“I’m very happy and humbled to work with people who, I know, rally on a regular basis,” she said. “It’s important for the team to realise and recognise that they can take a lot of pride and strength from the fact that their work has a lot of meaning and value right now. I’m amazed at what they’ve been able to do in six weeks and I’m so proud to work with these people who keep showing up in countless ways.”
I’m so proud to work with these people who keep showing up in countless ways
And it would seem Kara’s team are as inspiring out of their virtual offices, as they are in them.
“One of the things that has come out of this experience, is that my direct team now does an end-of-week stand-up,” said Kara. “Last week, we shared our professional wins of the week and also our personal wins of the week, some of which were very moving.”
1) A warrior in the alley guarding the garbage cans. pic.twitter.com/ZyuVYP7O1H
— Danny Sanchez (@dannysanchez) April 7, 2020
Danny Sanchez, based in Florida, had been out walking around his community and found a strange picture of a warrior hanging on a fence, seemingly guarding the bins. He decided to photograph it and other unusual sites which had inspired him to look at his neighbourhood in a new way. Danny posted his pictures on social media not knowing they’d end up being covered on the local news.
Brad Jennings, with his wife and three young children, started a painted rock garden along one of their local walks. Now, their entire community has started adding their own rocks to this little area.
“It’s just amazing to see the way that people rally and engage at times like this.”
Share Your Story
If you have a story to share, like Kara, we’d love to hear from you.
Head here to complete our quick survey and, with the answers you provide, we will be able to create articles for those in the product community seeking professional insight, advice and inspiration.

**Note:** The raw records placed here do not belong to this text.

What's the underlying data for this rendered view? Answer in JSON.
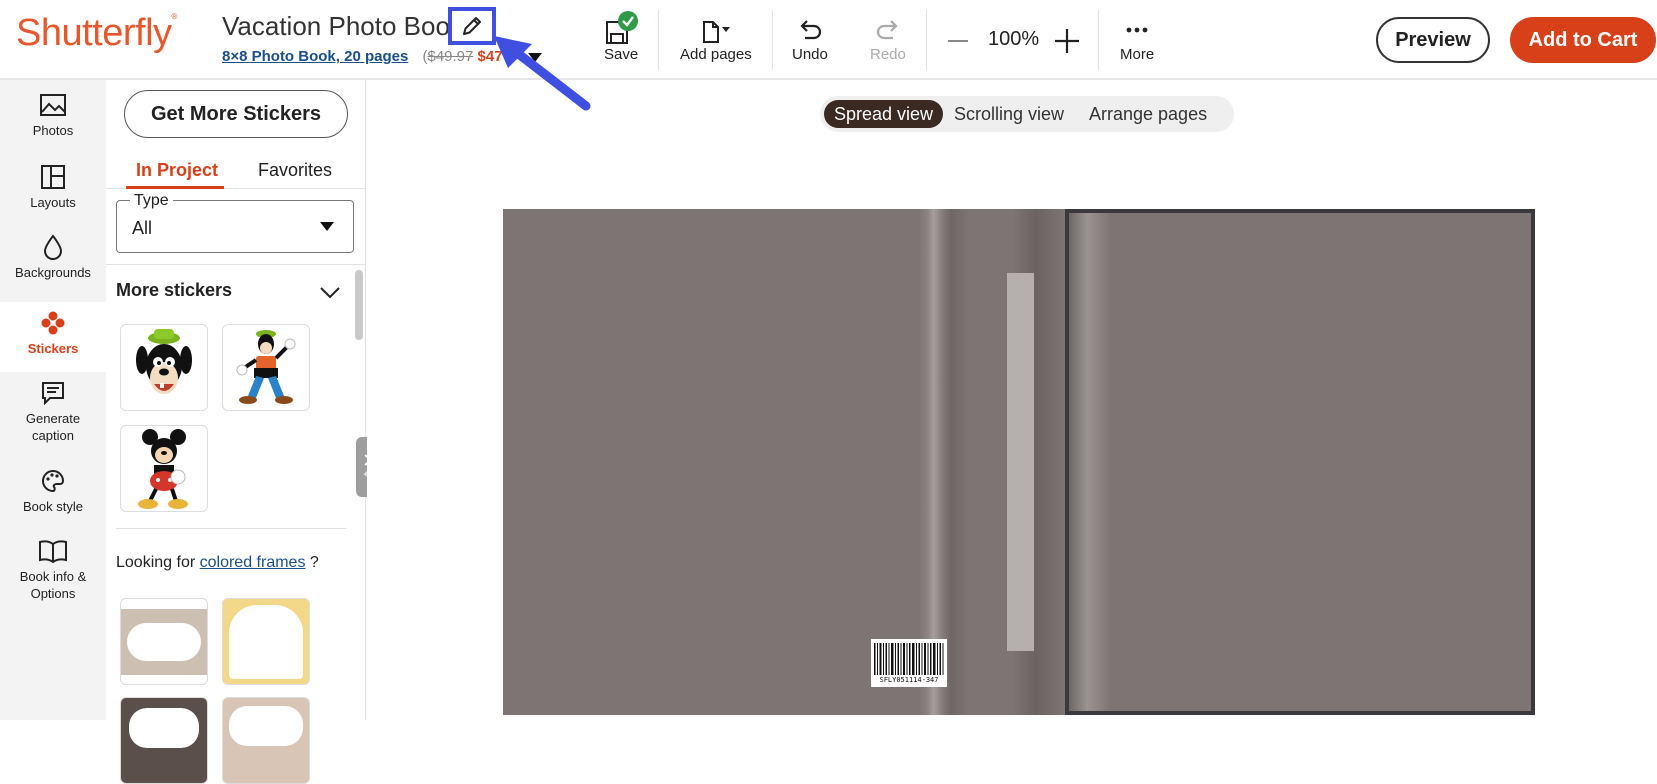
{
  "brand": {
    "logo_text": "Shutterfly",
    "accent": "#d8401a"
  },
  "project": {
    "title": "Vacation Photo Book",
    "product_link": "8×8 Photo Book, 20 pages",
    "price_open": "(",
    "old_price": "$49.97",
    "new_price": "$47",
    "price_close": ")"
  },
  "toolbar": {
    "save": "Save",
    "add_pages": "Add pages",
    "undo": "Undo",
    "redo": "Redo",
    "zoom": "100%",
    "more": "More",
    "preview": "Preview",
    "add_to_cart": "Add to Cart"
  },
  "rail": {
    "items": [
      {
        "label": "Photos",
        "icon": "image-icon"
      },
      {
        "label": "Layouts",
        "icon": "layout-icon"
      },
      {
        "label": "Backgrounds",
        "icon": "drop-icon"
      },
      {
        "label": "Stickers",
        "icon": "sticker-icon",
        "active": true
      },
      {
        "label": "Generate caption",
        "icon": "caption-icon"
      },
      {
        "label": "Book style",
        "icon": "palette-icon"
      },
      {
        "label": "Book info & Options",
        "icon": "book-icon"
      }
    ]
  },
  "panel": {
    "get_more": "Get More Stickers",
    "tabs": [
      "In Project",
      "Favorites"
    ],
    "type_label": "Type",
    "type_value": "All",
    "more_stickers": "More stickers",
    "looking_prefix": "Looking for",
    "looking_link": "colored frames",
    "looking_suffix": "?"
  },
  "view": {
    "options": [
      "Spread view",
      "Scrolling view",
      "Arrange pages"
    ],
    "selected": "Spread view"
  },
  "book": {
    "barcode_text": "SFLY051114-347",
    "cover_color": "#7d7573"
  }
}
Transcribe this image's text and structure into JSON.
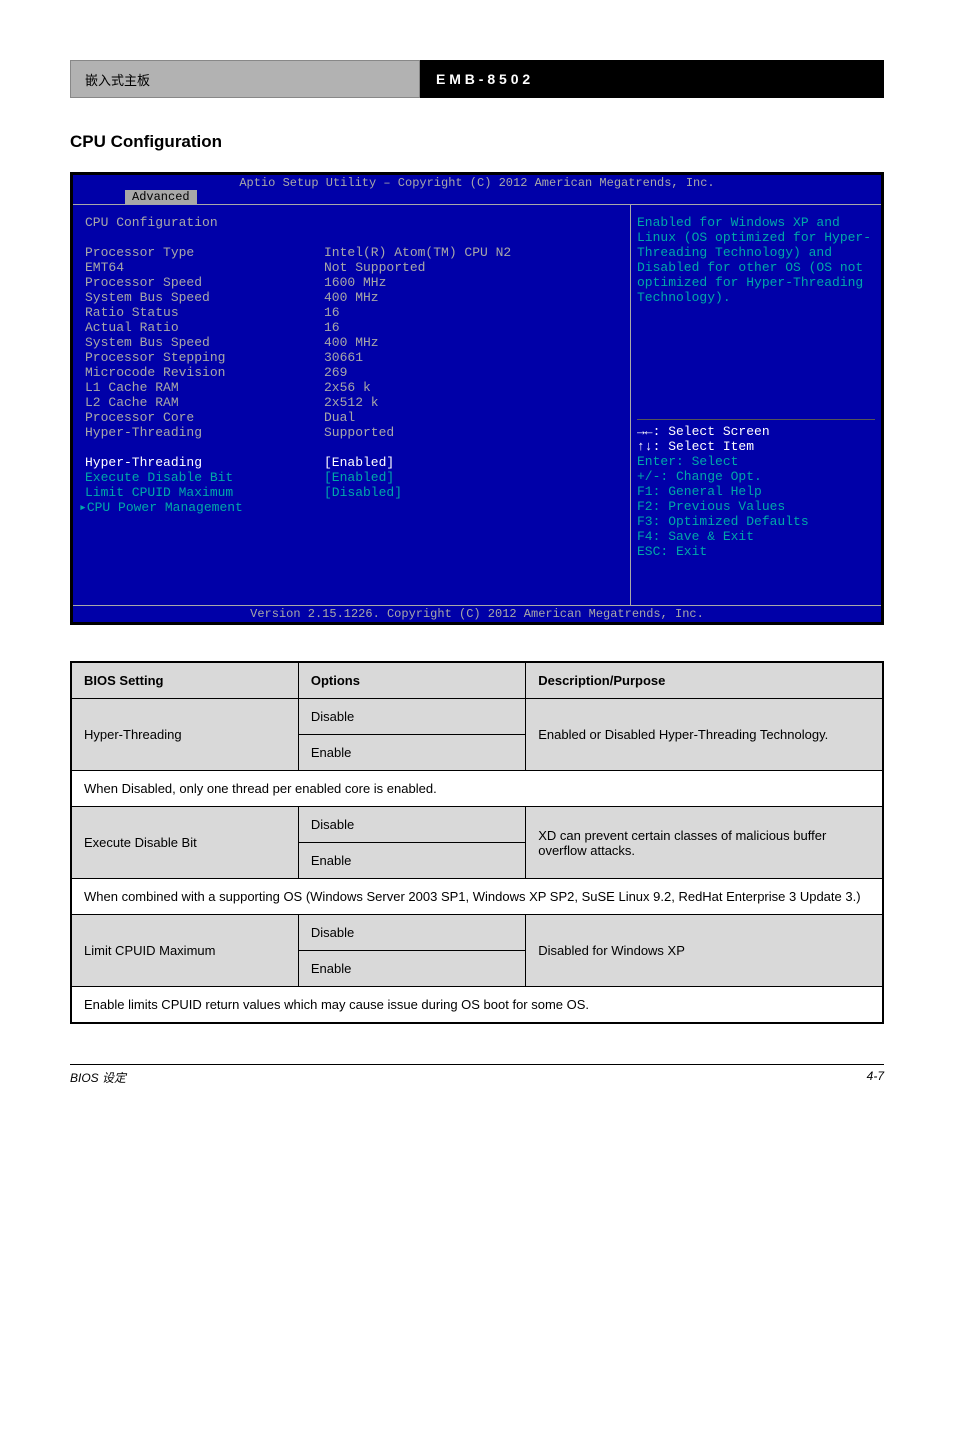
{
  "header": {
    "left_text": "嵌入式主板",
    "right_model": "E M B - 8 5 0 2",
    "right_suffix": ""
  },
  "section_title": "CPU Configuration",
  "bios": {
    "title": "Aptio Setup Utility – Copyright (C) 2012 American Megatrends, Inc.",
    "tab": "Advanced",
    "heading": "CPU Configuration",
    "rows": [
      {
        "label": "Processor Type",
        "value": "Intel(R) Atom(TM) CPU N2"
      },
      {
        "label": "EMT64",
        "value": "Not Supported"
      },
      {
        "label": "Processor Speed",
        "value": "1600 MHz"
      },
      {
        "label": "System Bus Speed",
        "value": "400 MHz"
      },
      {
        "label": "Ratio Status",
        "value": "16"
      },
      {
        "label": "Actual Ratio",
        "value": "16"
      },
      {
        "label": "System Bus Speed",
        "value": "400 MHz"
      },
      {
        "label": "Processor Stepping",
        "value": "30661"
      },
      {
        "label": "Microcode Revision",
        "value": "269"
      },
      {
        "label": "L1 Cache RAM",
        "value": "2x56 k"
      },
      {
        "label": "L2 Cache RAM",
        "value": "2x512 k"
      },
      {
        "label": "Processor Core",
        "value": "Dual"
      },
      {
        "label": "Hyper-Threading",
        "value": "Supported"
      }
    ],
    "options": [
      {
        "label": "Hyper-Threading",
        "value": "[Enabled]",
        "sel": true
      },
      {
        "label": "Execute Disable Bit",
        "value": "[Enabled]",
        "sel": false
      },
      {
        "label": "Limit CPUID Maximum",
        "value": "[Disabled]",
        "sel": false
      }
    ],
    "submenu": "CPU Power Management",
    "help": "Enabled for Windows XP and Linux (OS optimized for Hyper-Threading Technology) and Disabled for other OS (OS not optimized for Hyper-Threading Technology).",
    "keys": [
      "→←: Select Screen",
      "↑↓: Select Item",
      "Enter: Select",
      "+/-: Change Opt.",
      "F1: General Help",
      "F2: Previous Values",
      "F3: Optimized Defaults",
      "F4: Save & Exit",
      "ESC: Exit"
    ],
    "footer": "Version 2.15.1226. Copyright (C) 2012 American Megatrends, Inc."
  },
  "table": {
    "header": {
      "c1": "BIOS Setting",
      "c2": "Options",
      "c3": "Description/Purpose"
    },
    "r1": {
      "name": "Hyper-Threading",
      "opts": [
        "Disable",
        "Enable"
      ],
      "desc": "Enabled or Disabled Hyper-Threading Technology."
    },
    "r1_span": "When Disabled, only one thread per enabled core is enabled.",
    "r2": {
      "name": "Execute Disable Bit",
      "opts": [
        "Disable",
        "Enable"
      ],
      "desc": "XD can prevent certain classes of malicious buffer overflow attacks."
    },
    "r2_span": "When combined with a supporting OS (Windows Server 2003 SP1, Windows XP SP2, SuSE Linux 9.2, RedHat Enterprise 3 Update 3.)",
    "r3": {
      "name": "Limit CPUID Maximum",
      "opts": [
        "Disable",
        "Enable"
      ],
      "desc": "Disabled for Windows XP"
    },
    "r3_span": "Enable limits CPUID return values which may cause issue during OS boot for some OS."
  },
  "footer": {
    "left": "BIOS 设定",
    "right": "4-7"
  }
}
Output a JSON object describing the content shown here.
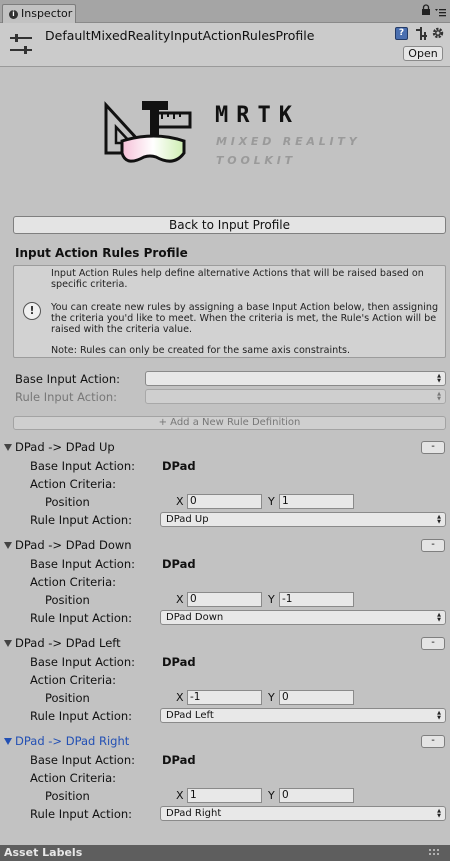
{
  "tab": {
    "title": "Inspector"
  },
  "header": {
    "title": "DefaultMixedRealityInputActionRulesProfile",
    "open_label": "Open",
    "help_glyph": "?"
  },
  "logo": {
    "name": "MRTK",
    "sub1": "MIXED REALITY",
    "sub2": "TOOLKIT"
  },
  "back_button": "Back to Input Profile",
  "section_title": "Input Action Rules Profile",
  "help": {
    "warn_glyph": "!",
    "p1": "Input Action Rules help define alternative Actions that will be raised based on specific criteria.",
    "p2": "You can create new rules by assigning a base Input Action below, then assigning the criteria you'd like to meet. When the criteria is met, the Rule's Action will be raised with the criteria value.",
    "p3": "Note: Rules can only be created for the same axis constraints."
  },
  "base_input_label": "Base Input Action:",
  "base_input_value": "",
  "rule_input_label": "Rule Input Action:",
  "rule_input_value": "",
  "add_rule_button": "+ Add a New Rule Definition",
  "labels": {
    "base": "Base Input Action:",
    "criteria": "Action Criteria:",
    "position": "Position",
    "rule": "Rule Input Action:",
    "x": "X",
    "y": "Y",
    "remove": "-"
  },
  "rules": [
    {
      "title": "DPad -> DPad Up",
      "base": "DPad",
      "x": "0",
      "y": "1",
      "rule": "DPad Up"
    },
    {
      "title": "DPad -> DPad Down",
      "base": "DPad",
      "x": "0",
      "y": "-1",
      "rule": "DPad Down"
    },
    {
      "title": "DPad -> DPad Left",
      "base": "DPad",
      "x": "-1",
      "y": "0",
      "rule": "DPad Left"
    },
    {
      "title": "DPad -> DPad Right",
      "base": "DPad",
      "x": "1",
      "y": "0",
      "rule": "DPad Right",
      "selected": true
    }
  ],
  "footer": {
    "asset_labels": "Asset Labels"
  },
  "colors": {
    "selected_text": "#2350b4",
    "panel_bg": "#c2c2c2"
  },
  "icons": [
    "info-icon",
    "lock-icon",
    "menu-icon",
    "profile-sliders-icon",
    "help-icon",
    "preset-icon",
    "gear-icon",
    "warning-icon",
    "foldout-arrow-icon",
    "dropdown-arrow-icon",
    "dots-icon"
  ]
}
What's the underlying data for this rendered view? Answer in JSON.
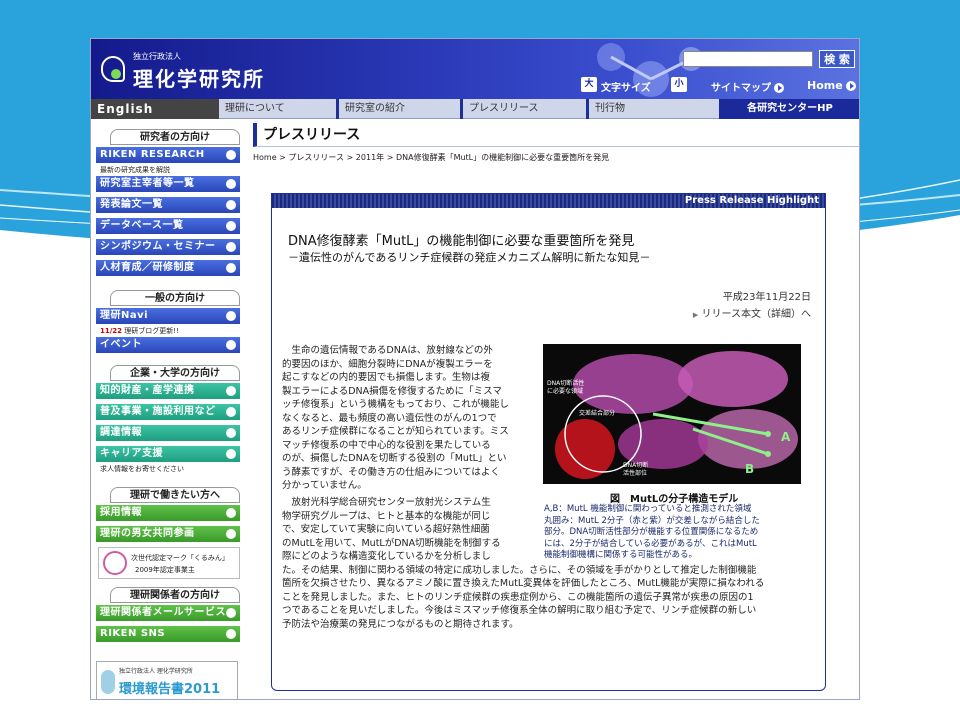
{
  "header": {
    "org_small": "独立行政法人",
    "org_name": "理化学研究所",
    "search_button": "検 索",
    "font_large": "大",
    "font_size_label": "文字サイズ",
    "font_small": "小",
    "sitemap": "サイトマップ",
    "home": "Home"
  },
  "nav": {
    "english": "English",
    "items": [
      "理研について",
      "研究室の紹介",
      "プレスリリース",
      "刊行物"
    ],
    "centers": "各研究センターHP"
  },
  "sidebar": {
    "researchers_header": "研究者の方向け",
    "riken_research": "RIKEN RESEARCH",
    "riken_research_note": "最新の研究成果を解説",
    "researcher_list": "研究室主宰者等一覧",
    "papers": "発表論文一覧",
    "databases": "データベース一覧",
    "symposium": "シンポジウム・セミナー",
    "training": "人材育成／研修制度",
    "general_header": "一般の方向け",
    "riken_navi": "理研Navi",
    "navi_note_date": "11/22",
    "navi_note": "理研ブログ更新!!",
    "events": "イベント",
    "company_header": "企業・大学の方向け",
    "ip": "知的財産・産学連携",
    "outreach": "普及事業・施設利用など",
    "procurement": "調達情報",
    "career": "キャリア支援",
    "career_note": "求人情報をお寄せください",
    "work_header": "理研で働きたい方へ",
    "recruit": "採用情報",
    "equality": "理研の男女共同参画",
    "kurumin_line1": "次世代認定マーク「くるみん」",
    "kurumin_line2": "2009年認定事業主",
    "related_header": "理研関係者の方向け",
    "mail_service": "理研関係者メールサービス",
    "sns": "RIKEN SNS",
    "eco_small": "独立行政法人 理化学研究所",
    "eco_title": "環境報告書2011"
  },
  "main": {
    "page_title": "プレスリリース",
    "breadcrumb": "Home > プレスリリース > 2011年 > DNA修復酵素「MutL」の機能制御に必要な重要箇所を発見",
    "highlight_label": "Press Release Highlight",
    "title": "DNA修復酵素「MutL」の機能制御に必要な重要箇所を発見",
    "subtitle": "－遺伝性のがんであるリンチ症候群の発症メカニズム解明に新たな知見－",
    "date": "平成23年11月22日",
    "release_link": "リリース本文（詳細）へ",
    "para1": [
      "　生命の遺伝情報であるDNAは、放射線などの外",
      "的要因のほか、細胞分裂時にDNAが複製エラーを",
      "起こすなどの内的要因でも損傷します。生物は複",
      "製エラーによるDNA損傷を修復するために「ミスマ",
      "ッチ修復系」という機構をもっており、これが機能し",
      "なくなると、最も頻度の高い遺伝性のがんの1つで",
      "あるリンチ症候群になることが知られています。ミス",
      "マッチ修復系の中で中心的な役割を果たしている",
      "のが、損傷したDNAを切断する役割の「MutL」とい",
      "う酵素ですが、その働き方の仕組みについてはよく",
      "分かっていません。"
    ],
    "para2": [
      "　放射光科学総合研究センター放射光システム生",
      "物学研究グループは、ヒトと基本的な機能が同じ",
      "で、安定していて実験に向いている超好熱性細菌",
      "のMutLを用いて、MutLがDNA切断機能を制御する",
      "際にどのような構造変化しているかを分析しまし",
      "た。その結果、制御に関わる領域の特定に成功しました。さらに、その領域を手がかりとして推定した制御機能",
      "箇所を欠損させたり、異なるアミノ酸に置き換えたMutL変異体を評価したところ、MutL機能が実際に損なわれる",
      "ことを発見しました。また、ヒトのリンチ症候群の疾患症例から、この機能箇所の遺伝子異常が疾患の原因の1",
      "つであることを見いだしました。今後はミスマッチ修復系全体の解明に取り組む予定で、リンチ症候群の新しい",
      "予防法や治療薬の発見につながるものと期待されます。"
    ],
    "figure": {
      "label_a": "A",
      "label_b": "B",
      "label_dna": "DNA切断活性",
      "label_dna2": "に必要な領域",
      "label_cross": "交差結合部分",
      "label_active": "DNA切断",
      "label_active2": "活性部位",
      "caption": "図　MutLの分子構造モデル",
      "desc": [
        "A,B：MutL 機能制御に関わっていると推測された領域",
        "丸囲み：MutL 2分子（赤と紫）が交差しながら結合した",
        "部分。DNA切断活性部分が機能する位置関係になるため",
        "には、2分子が結合している必要があるが、これはMutL",
        "機能制御機構に関係する可能性がある。"
      ]
    }
  }
}
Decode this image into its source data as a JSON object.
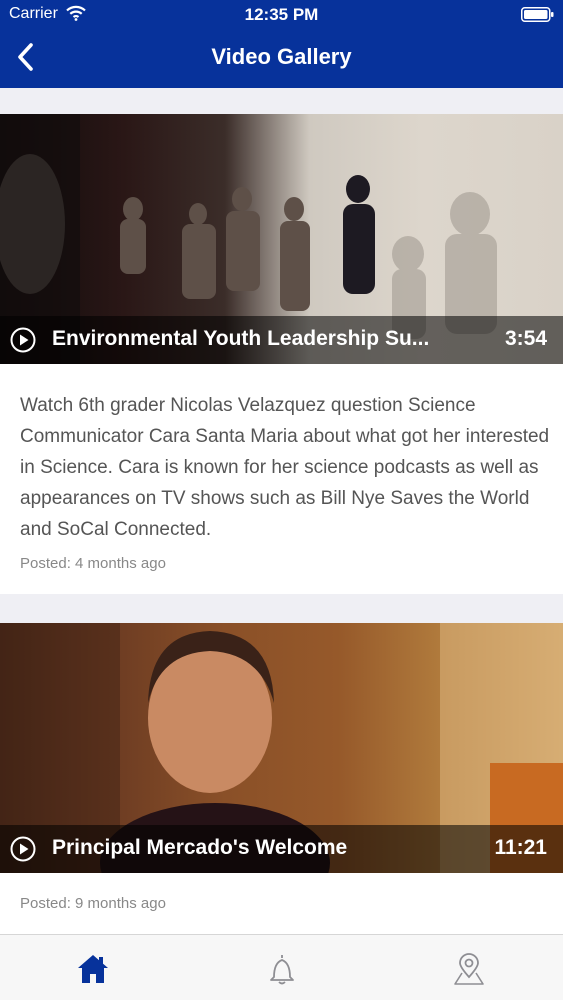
{
  "status_bar": {
    "carrier": "Carrier",
    "time": "12:35 PM"
  },
  "nav": {
    "title": "Video Gallery",
    "back_icon": "chevron-left-icon"
  },
  "videos": [
    {
      "title": "Environmental Youth Leadership Su...",
      "duration": "3:54",
      "description": "Watch 6th grader Nicolas Velazquez question Science Communicator Cara Santa Maria about what got her interested in Science. Cara is known for her science podcasts as well as appearances on TV shows such as Bill Nye Saves the World and SoCal Connected.",
      "posted": "Posted: 4 months ago"
    },
    {
      "title": "Principal Mercado's Welcome",
      "duration": "11:21",
      "posted": "Posted: 9 months ago"
    }
  ],
  "tab_bar": {
    "items": [
      {
        "icon": "home-icon",
        "active": true
      },
      {
        "icon": "bell-icon",
        "active": false
      },
      {
        "icon": "map-pin-icon",
        "active": false
      }
    ]
  },
  "colors": {
    "brand": "#07329b",
    "tab_inactive": "#8e8e93",
    "text_secondary": "#555555"
  }
}
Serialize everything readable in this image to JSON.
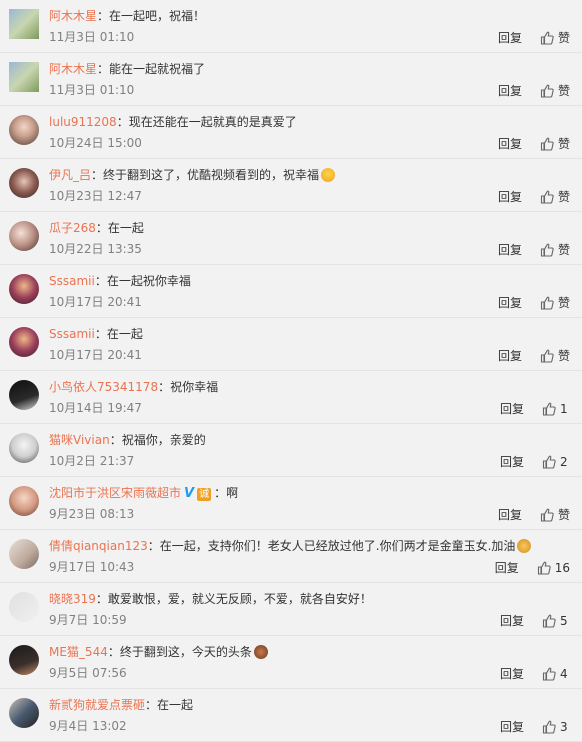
{
  "reply_label": "回复",
  "like_label": "赞",
  "comments": [
    {
      "user": "阿木木星",
      "text": "在一起吧，祝福！",
      "time": "11月3日 01:10",
      "likes": ""
    },
    {
      "user": "阿木木星",
      "text": "能在一起就祝福了",
      "time": "11月3日 01:10",
      "likes": ""
    },
    {
      "user": "lulu911208",
      "text": "现在还能在一起就真的是真爱了",
      "time": "10月24日 15:00",
      "likes": ""
    },
    {
      "user": "伊凡_吕",
      "text": "终于翻到这了，优酷视频看到的，祝幸福",
      "time": "10月23日 12:47",
      "likes": "",
      "emoji": "laugh-emoji"
    },
    {
      "user": "瓜子268",
      "text": "在一起",
      "time": "10月22日 13:35",
      "likes": ""
    },
    {
      "user": "Sssamii",
      "text": "在一起祝你幸福",
      "time": "10月17日 20:41",
      "likes": ""
    },
    {
      "user": "Sssamii",
      "text": "在一起",
      "time": "10月17日 20:41",
      "likes": ""
    },
    {
      "user": "小鸟依人75341178",
      "text": "祝你幸福",
      "time": "10月14日 19:47",
      "likes": "1"
    },
    {
      "user": "猫咪Vivian",
      "text": "祝福你，亲爱的",
      "time": "10月2日 21:37",
      "likes": "2"
    },
    {
      "user": "沈阳市于洪区宋雨薇超市",
      "text": "啊",
      "time": "9月23日 08:13",
      "likes": "",
      "verified": true,
      "fan_badge": "诚"
    },
    {
      "user": "倩倩qianqian123",
      "text": "在一起，支持你们！老女人已经放过他了.你们两才是金童玉女.加油",
      "time": "9月17日 10:43",
      "likes": "16",
      "emoji": "strong-emoji"
    },
    {
      "user": "晓晓319",
      "text": "敢爱敢恨，爱，就义无反顾，不爱，就各自安好！",
      "time": "9月7日 10:59",
      "likes": "5"
    },
    {
      "user": "ME猫_544",
      "text": "终于翻到这，今天的头条",
      "time": "9月5日 07:56",
      "likes": "4",
      "emoji": "paw-emoji"
    },
    {
      "user": "新贰狗就爱点票砸",
      "text": "在一起",
      "time": "9月4日 13:02",
      "likes": "3"
    }
  ],
  "colors": {
    "username": "#eb7350",
    "time": "#808080",
    "background": "#f2f2f2",
    "verified": "#1d9bf0"
  }
}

We plan to publish these stories on an ongoing basis as a way of sharing vital learnings as we all muddle our way through together.